My study abroad experience gave me a much more holistic appreciation of the earth and the way humans interact with it, which broadened my scope of interest when applying for graduate programs and pursuing future research questions. It also made me appreciate home; though I always had a passion for nature, I often didn’t appreciate the Great Plaines and rolling cornfields that surrounded me. Sometimes it takes something like an exotic rainforest to help you appreciate the wonders of the ecosystem in your own backyard.
What makes you so passionate about the white abalone?
Where do I begin? There is certainly a sense of purpose that comes with trying to correct past environmental mistakes. We humans were responsible for the decline of this species, and I believe that we have a responsibility to save them. Efforts to save an endangered species also allows for an excellent opportunity to engage in meaningful communication about the importance of science to our quality of life. I love opportunities to share our work through social media, video production, science outreach seminar series, and K-12 education.
I also have the pleasure of working with several amazing people and organizations. While the UC Davis Bodega Marine Laboratory leads captive breeding efforts, we work closely with other universities, federal and state institutions, aquariums, and aquaculture farms to do this work, which is overseen by the National Oceanic and Atmospheric Administration.
Most people have probably not heard of white abalone. What are five things everyone should know about the marine invertebrate?
- White abalone are a delicious marine snail that will go extinct very soon without our efforts to save them: We fished over 99% of them in the 1970’s, and the ones that remain are too far apart from one another to reproduce. This overharvest led to them being the first marine invertebrate to land a spot on the U.S. Endangered Species List.

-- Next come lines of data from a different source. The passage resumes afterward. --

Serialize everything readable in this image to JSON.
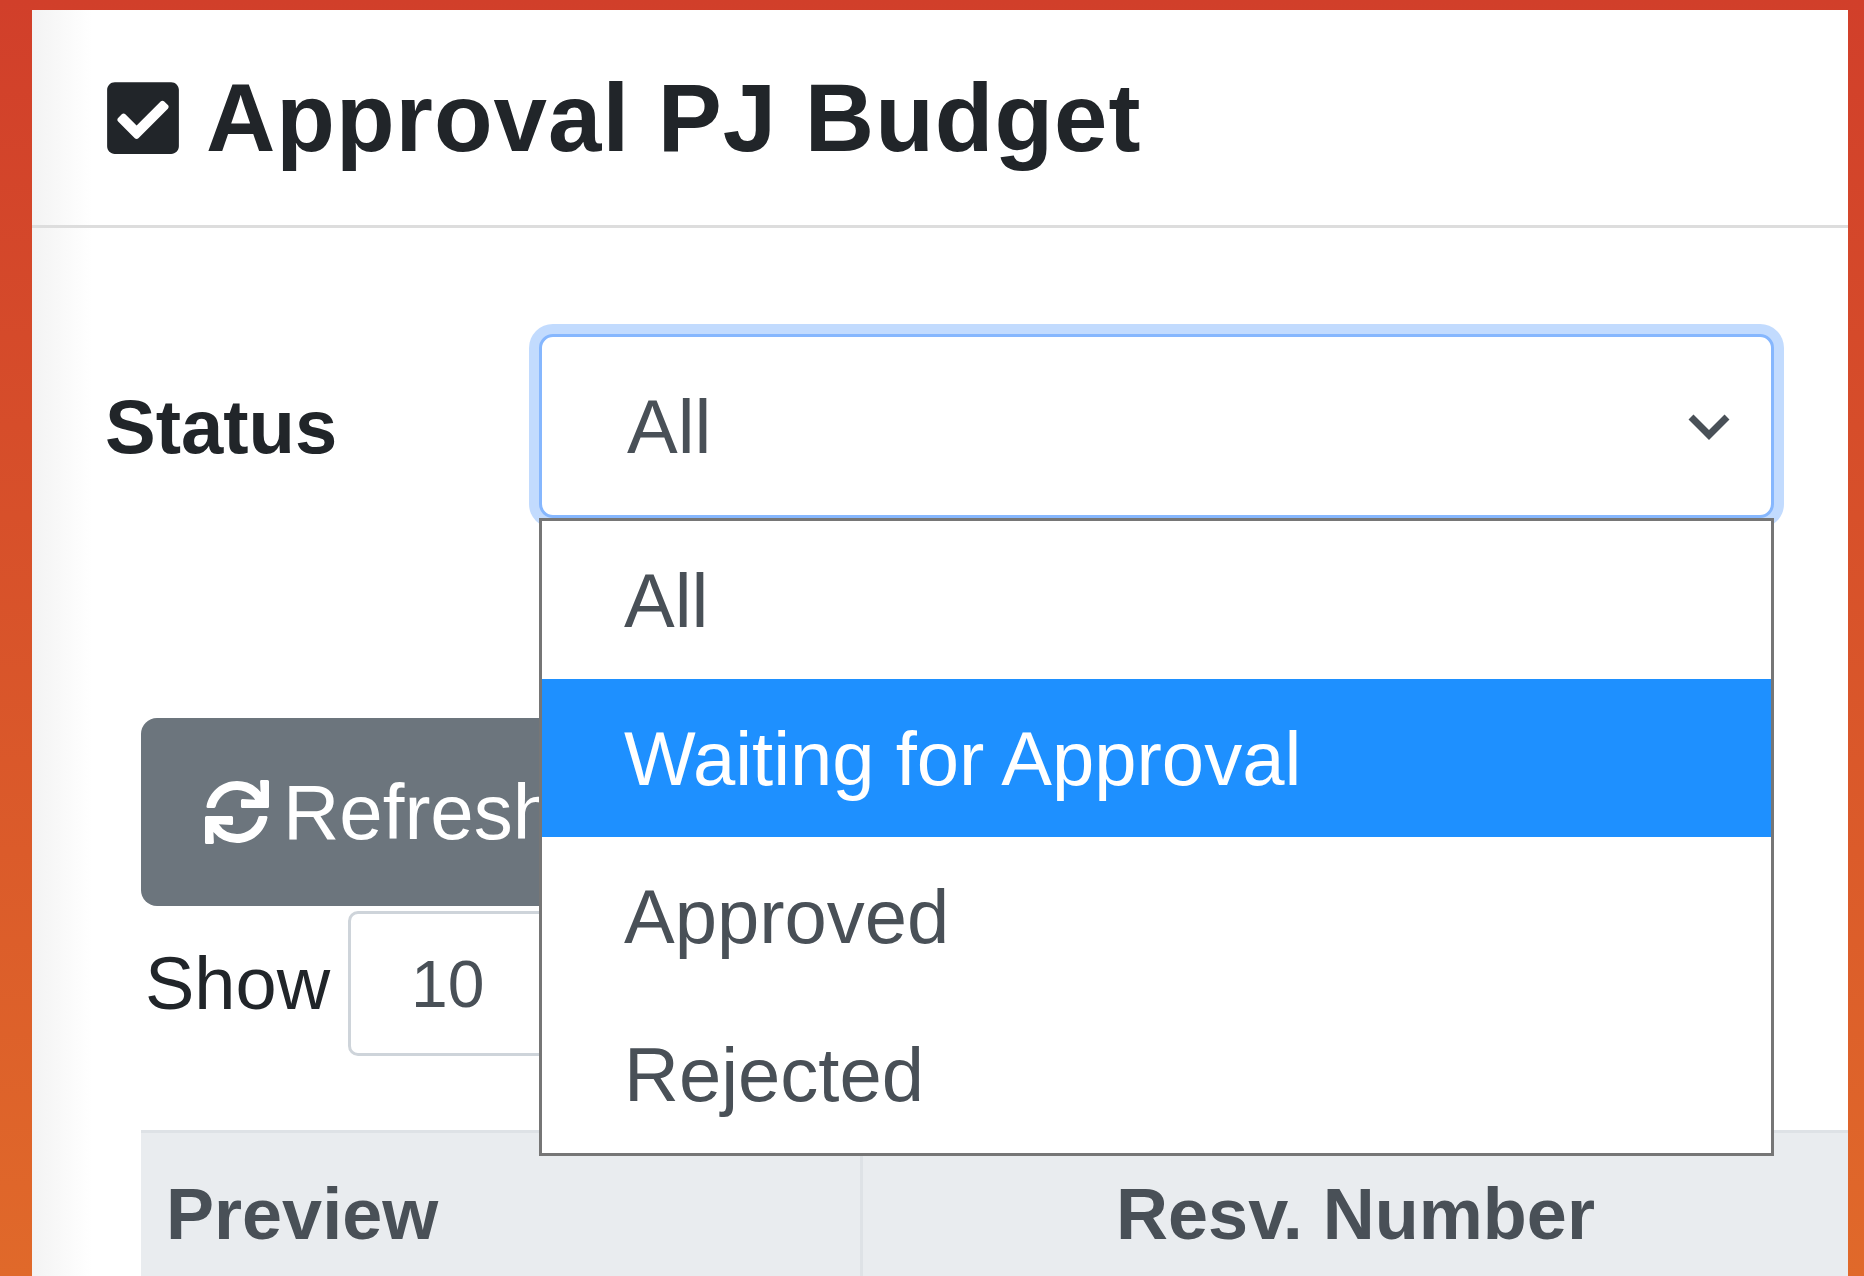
{
  "page": {
    "title": "Approval PJ Budget"
  },
  "filter": {
    "label": "Status",
    "value": "All",
    "expanded": true,
    "options": [
      {
        "label": "All",
        "highlighted": false
      },
      {
        "label": "Waiting for Approval",
        "highlighted": true
      },
      {
        "label": "Approved",
        "highlighted": false
      },
      {
        "label": "Rejected",
        "highlighted": false
      }
    ]
  },
  "refresh_button": {
    "label": "Refresh"
  },
  "page_length": {
    "label": "Show",
    "value": "10"
  },
  "table": {
    "columns": [
      "Preview",
      "Resv. Number"
    ]
  }
}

- White abalone is one of seven species of abalone off the west coast of North America, and there are abalone on every continent except for Antarctica. Abalone are hugely culturally and economically important to communities worldwide, including coastal California; people eat them, make jewelry and guitar inlays out of their shells, and native people even used the shells as currency. My husband learned to harvest abalone from his uncle when he was a boy, and we can’t wait to teach our daughter to dive for them. Abalone are in the DNA of Californians and coastal inhabitants throughout the globe.

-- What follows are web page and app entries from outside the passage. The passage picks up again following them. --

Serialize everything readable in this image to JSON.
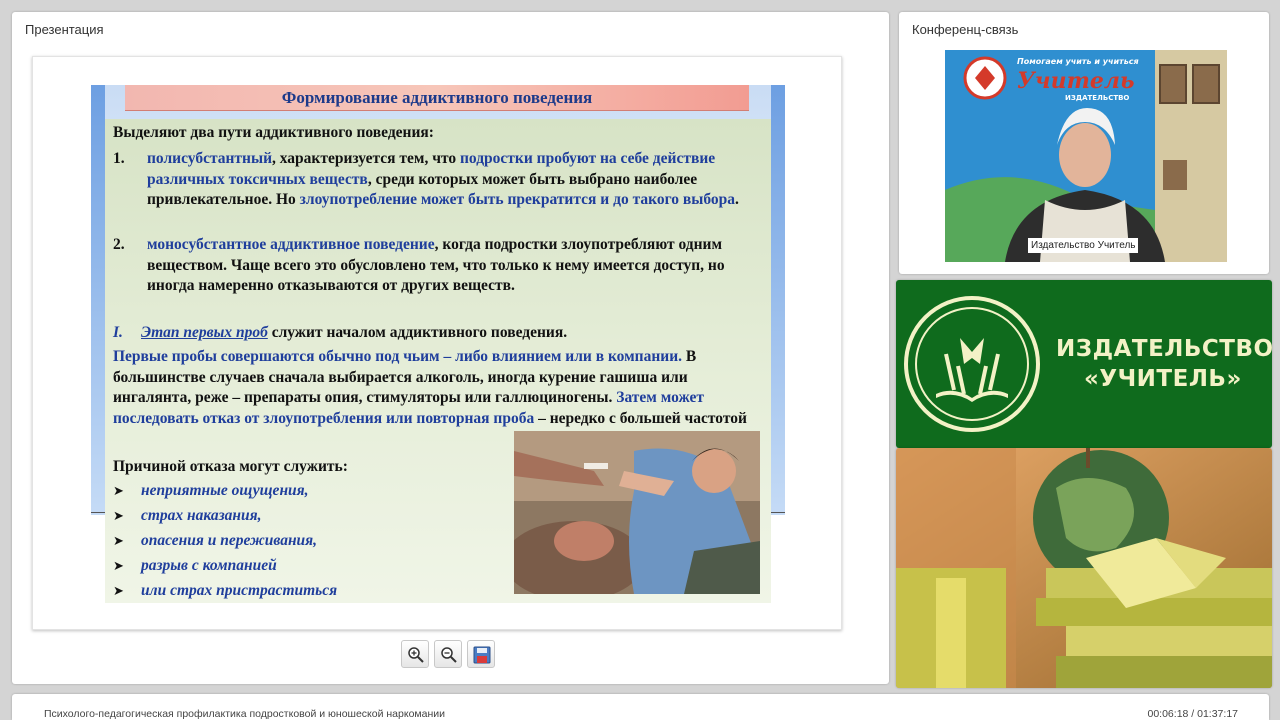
{
  "presentation_panel": {
    "title": "Презентация"
  },
  "conference_panel": {
    "title": "Конференц-связь",
    "video_label": "Издательство Учитель"
  },
  "slide": {
    "title": "Формирование аддиктивного поведения",
    "intro": "Выделяют два пути аддиктивного поведения:",
    "item1_num": "1.",
    "item1_a": "полисубстантный",
    "item1_b": ", характеризуется тем, что ",
    "item1_c": "подростки пробуют на себе действие различных токсичных веществ",
    "item1_d": ", среди которых может быть выбрано наиболее привлекательное. Но ",
    "item1_e": "злоупотребление может быть прекратится и до такого выбора",
    "item1_f": ".",
    "item2_num": "2.",
    "item2_a": "моносубстантное аддиктивное поведение",
    "item2_b": ", когда подростки злоупотребляют одним веществом. Чаще всего это обусловлено тем, что только к нему имеется доступ, но иногда намеренно отказываются от других веществ.",
    "stage_num": "I.",
    "stage_a": "Этап первых проб",
    "stage_b": " служит началом аддиктивного поведения.",
    "para_a": "Первые пробы совершаются обычно под чьим – либо влиянием или в компании.",
    "para_b": " В большинстве случаев сначала выбирается алкоголь, иногда курение гашиша или ингалянта, реже – препараты опия, стимуляторы или галлюциногены. ",
    "para_c": "Затем может последовать отказ от злоупотребления или повторная проба",
    "para_d": " – нередко с большей частотой",
    "reasons_title": "Причиной отказа могут служить:",
    "bullets": [
      "неприятные ощущения,",
      "страх наказания,",
      "опасения и переживания,",
      "разрыв с компанией",
      "или страх пристраститься"
    ],
    "bullet_mark": "➤"
  },
  "brand": {
    "line1": "ИЗДАТЕЛЬСТВО",
    "line2": "«УЧИТЕЛЬ»"
  },
  "video_bg": {
    "banner_top": "Помогаем учить и учиться",
    "banner_brand": "Учитель",
    "banner_sub": "ИЗДАТЕЛЬСТВО"
  },
  "footer": {
    "course_title": "Психолого-педагогическая профилактика подростковой и юношеской наркомании",
    "time": "00:06:18 / 01:37:17"
  }
}
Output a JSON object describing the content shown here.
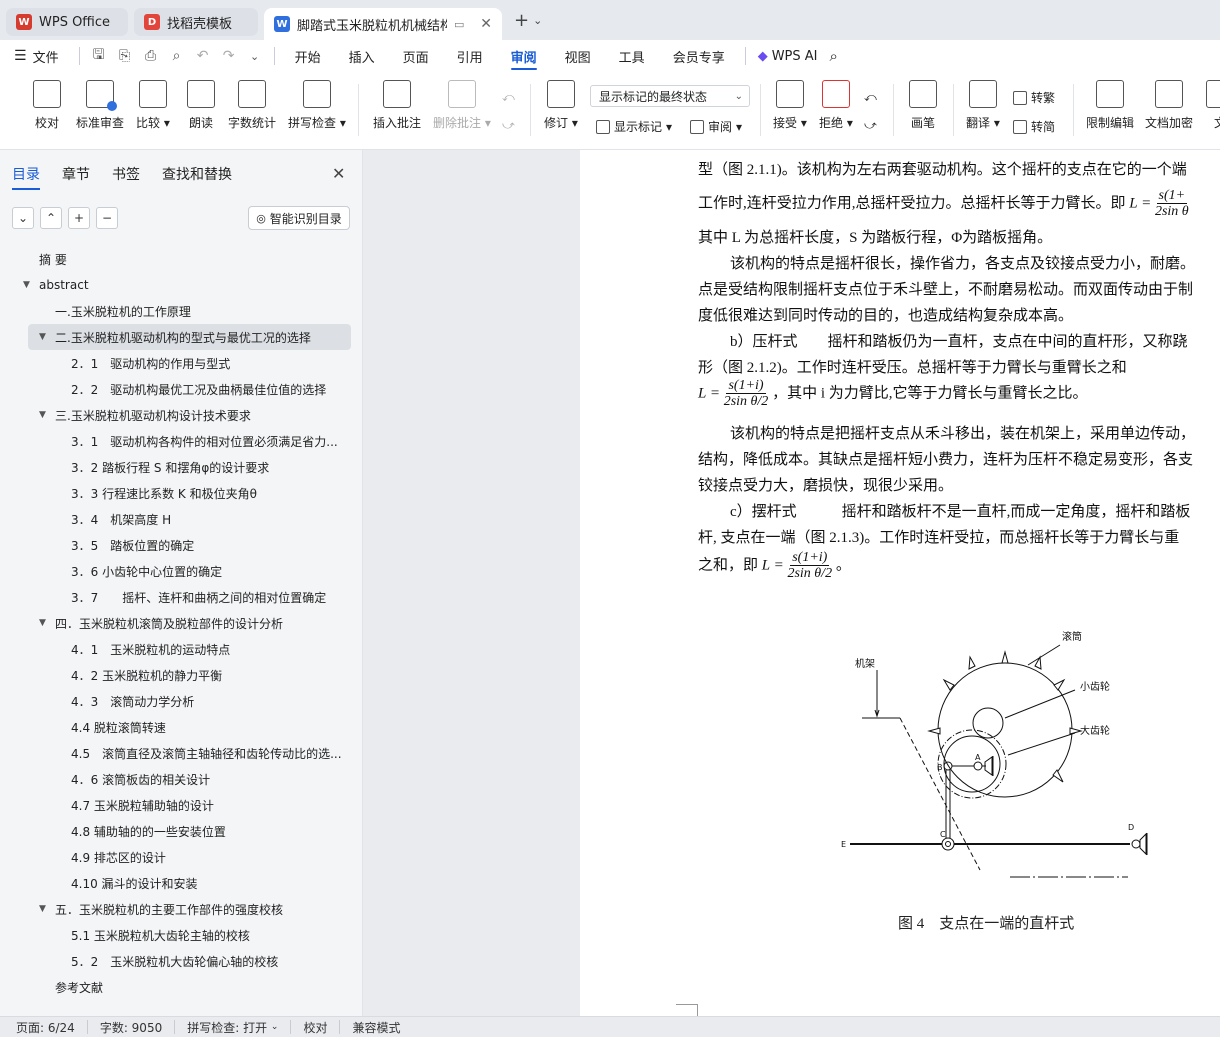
{
  "tabs": [
    {
      "label": "WPS Office",
      "icon": "wps-logo-icon",
      "color": "#d63b2f"
    },
    {
      "label": "找稻壳模板",
      "icon": "docer-logo-icon",
      "color": "#e2453c"
    },
    {
      "label": "脚踏式玉米脱粒机机械结构设计",
      "icon": "word-doc-icon",
      "color": "#2f6fde"
    }
  ],
  "menu": {
    "file": "文件",
    "items": [
      "开始",
      "插入",
      "页面",
      "引用",
      "审阅",
      "视图",
      "工具",
      "会员专享"
    ],
    "active": "审阅",
    "wps_ai": "WPS AI"
  },
  "ribbon": {
    "proofread": "校对",
    "std_review": "标准审查",
    "compare": "比较",
    "read_aloud": "朗读",
    "word_count": "字数统计",
    "spell_check": "拼写检查",
    "insert_comment": "插入批注",
    "delete_comment": "删除批注",
    "revise": "修订",
    "markup_select": "显示标记的最终状态",
    "show_markup": "显示标记",
    "review": "审阅",
    "accept": "接受",
    "reject": "拒绝",
    "ink": "画笔",
    "translate": "翻译",
    "to_traditional": "转繁",
    "to_simplified": "转简",
    "restrict_edit": "限制编辑",
    "doc_encrypt": "文档加密",
    "doc_more": "文"
  },
  "sidebar": {
    "tabs": [
      "目录",
      "章节",
      "书签",
      "查找和替换"
    ],
    "active_tab": "目录",
    "smart_toc": "智能识别目录",
    "toc": [
      {
        "level": 1,
        "text": "摘 要"
      },
      {
        "level": 1,
        "text": "abstract",
        "expanded": true
      },
      {
        "level": 2,
        "text": "一.玉米脱粒机的工作原理"
      },
      {
        "level": 2,
        "text": "二.玉米脱粒机驱动机构的型式与最优工况的选择",
        "expanded": true,
        "selected": true
      },
      {
        "level": 3,
        "text": "2．1　驱动机构的作用与型式"
      },
      {
        "level": 3,
        "text": "2．2　驱动机构最优工况及曲柄最佳位值的选择"
      },
      {
        "level": 2,
        "text": "三.玉米脱粒机驱动机构设计技术要求",
        "expanded": true
      },
      {
        "level": 3,
        "text": "3．1　驱动机构各构件的相对位置必须满足省力..."
      },
      {
        "level": 3,
        "text": "3．2 踏板行程 S 和摆角φ的设计要求"
      },
      {
        "level": 3,
        "text": "3．3 行程速比系数 K 和极位夹角θ"
      },
      {
        "level": 3,
        "text": "3．4　机架高度 H"
      },
      {
        "level": 3,
        "text": "3．5　踏板位置的确定"
      },
      {
        "level": 3,
        "text": "3．6 小齿轮中心位置的确定"
      },
      {
        "level": 3,
        "text": "3．7　　摇杆、连杆和曲柄之间的相对位置确定"
      },
      {
        "level": 2,
        "text": "四．玉米脱粒机滚筒及脱粒部件的设计分析",
        "expanded": true
      },
      {
        "level": 3,
        "text": "4．1　玉米脱粒机的运动特点"
      },
      {
        "level": 3,
        "text": "4．2 玉米脱粒机的静力平衡"
      },
      {
        "level": 3,
        "text": "4．3　滚筒动力学分析"
      },
      {
        "level": 3,
        "text": "4.4 脱粒滚筒转速"
      },
      {
        "level": 3,
        "text": "4.5　滚筒直径及滚筒主轴轴径和齿轮传动比的选..."
      },
      {
        "level": 3,
        "text": "4．6 滚筒板齿的相关设计"
      },
      {
        "level": 3,
        "text": "4.7 玉米脱粒辅助轴的设计"
      },
      {
        "level": 3,
        "text": "4.8 辅助轴的的一些安装位置"
      },
      {
        "level": 3,
        "text": "4.9 排芯区的设计"
      },
      {
        "level": 3,
        "text": "4.10 漏斗的设计和安装"
      },
      {
        "level": 2,
        "text": "五．玉米脱粒机的主要工作部件的强度校核",
        "expanded": true
      },
      {
        "level": 3,
        "text": "5.1 玉米脱粒机大齿轮主轴的校核"
      },
      {
        "level": 3,
        "text": "5．2　玉米脱粒机大齿轮偏心轴的校核"
      },
      {
        "level": 2,
        "text": "参考文献"
      }
    ]
  },
  "document": {
    "lines": [
      "型（图 2.1.1)。该机构为左右两套驱动机构。这个摇杆的支点在它的一个端",
      "工作时,连杆受拉力作用,总摇杆受拉力。总摇杆长等于力臂长。即",
      "其中 L 为总摇杆长度，S 为踏板行程，Φ为踏板摇角。",
      "该机构的特点是摇杆很长，操作省力，各支点及铰接点受力小，耐磨。",
      "点是受结构限制摇杆支点位于禾斗壁上，不耐磨易松动。而双面传动由于制",
      "度低很难达到同时传动的目的，也造成结构复杂成本高。",
      "b）压杆式　　摇杆和踏板仍为一直杆，支点在中间的直杆形，又称跷",
      "形（图 2.1.2)。工作时连杆受压。总摇杆等于力臂长与重臂长之和",
      "，其中 i 为力臂比,它等于力臂长与重臂长之比。",
      "该机构的特点是把摇杆支点从禾斗移出，装在机架上，采用单边传动，",
      "结构，降低成本。其缺点是摇杆短小费力，连杆为压杆不稳定易变形，各支",
      "铰接点受力大，磨损快，现很少采用。",
      "c）摆杆式　　　摇杆和踏板杆不是一直杆,而成一定角度，摇杆和踏板",
      "杆, 支点在一端（图 2.1.3)。工作时连杆受拉，而总摇杆长等于力臂长与重",
      "之和，即"
    ],
    "formula_L": "L =",
    "formula_num": "s(1+i)",
    "formula_num_trunc": "s(1+",
    "formula_den": "2sin θ/2",
    "formula_den_trunc": "2sin θ",
    "figure_labels": {
      "frame": "机架",
      "drum": "滚筒",
      "small_gear": "小齿轮",
      "big_gear": "大齿轮",
      "A": "A",
      "B": "B",
      "C": "C",
      "D": "D",
      "E": "E"
    },
    "caption": "图 4　支点在一端的直杆式"
  },
  "status": {
    "page": "页面: 6/24",
    "words": "字数: 9050",
    "spell": "拼写检查: 打开",
    "proof": "校对",
    "compat": "兼容模式"
  },
  "colors": {
    "accent": "#1a5cd6",
    "panel_bg": "#f4f5f7",
    "chrome_bg": "#e6e9ee"
  }
}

- White abalone and their congeners also possess ecological superpowers – they are like the Zambonis of the sea, maintaining a habitat that is perfect for lots of other animals to inhabit, and competing with species like urchins, that can wreak havoc on kelp forests when their populations go unchecked.

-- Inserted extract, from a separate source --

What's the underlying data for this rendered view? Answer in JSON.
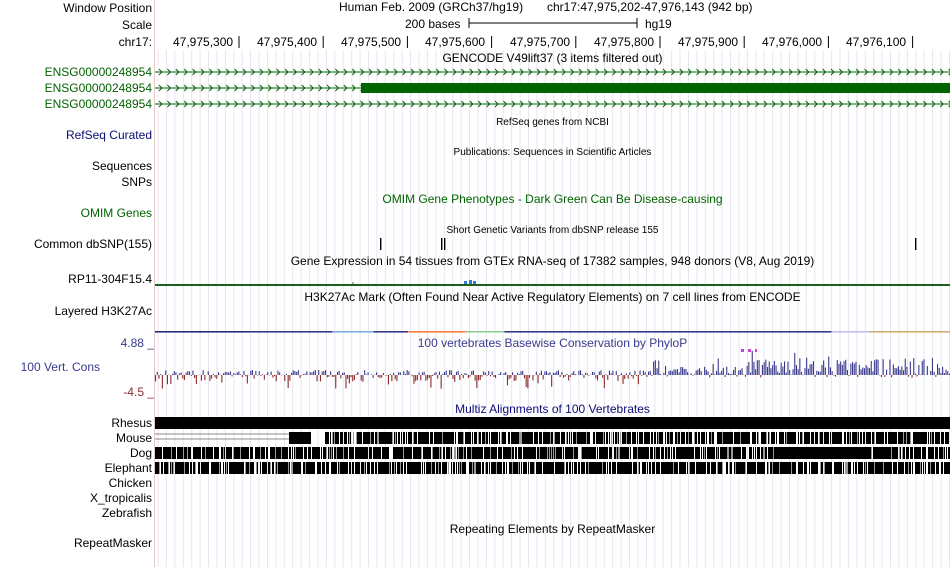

- White abalone are adorable. While many people appreciate the giant foot of these snails, so many don’t realize they also have “squee”-worthy faces. Few things bring me more joy than showing someone the beady, black eyes topping the mollusk's long, skinny eyestalks. They have personalities!
- We can save them. Captive breeding and outplanting was identified as the best way to rescue this species from the brink of extinction. We now boast more white abalone in captivity than exists in the wild. While this is a scary prospect for the wild population, it also presents a great opportunity to save them. With their wild habitat in relatively pristine condition, we should be able to get our captive-bred animals to thrive there and save this important species.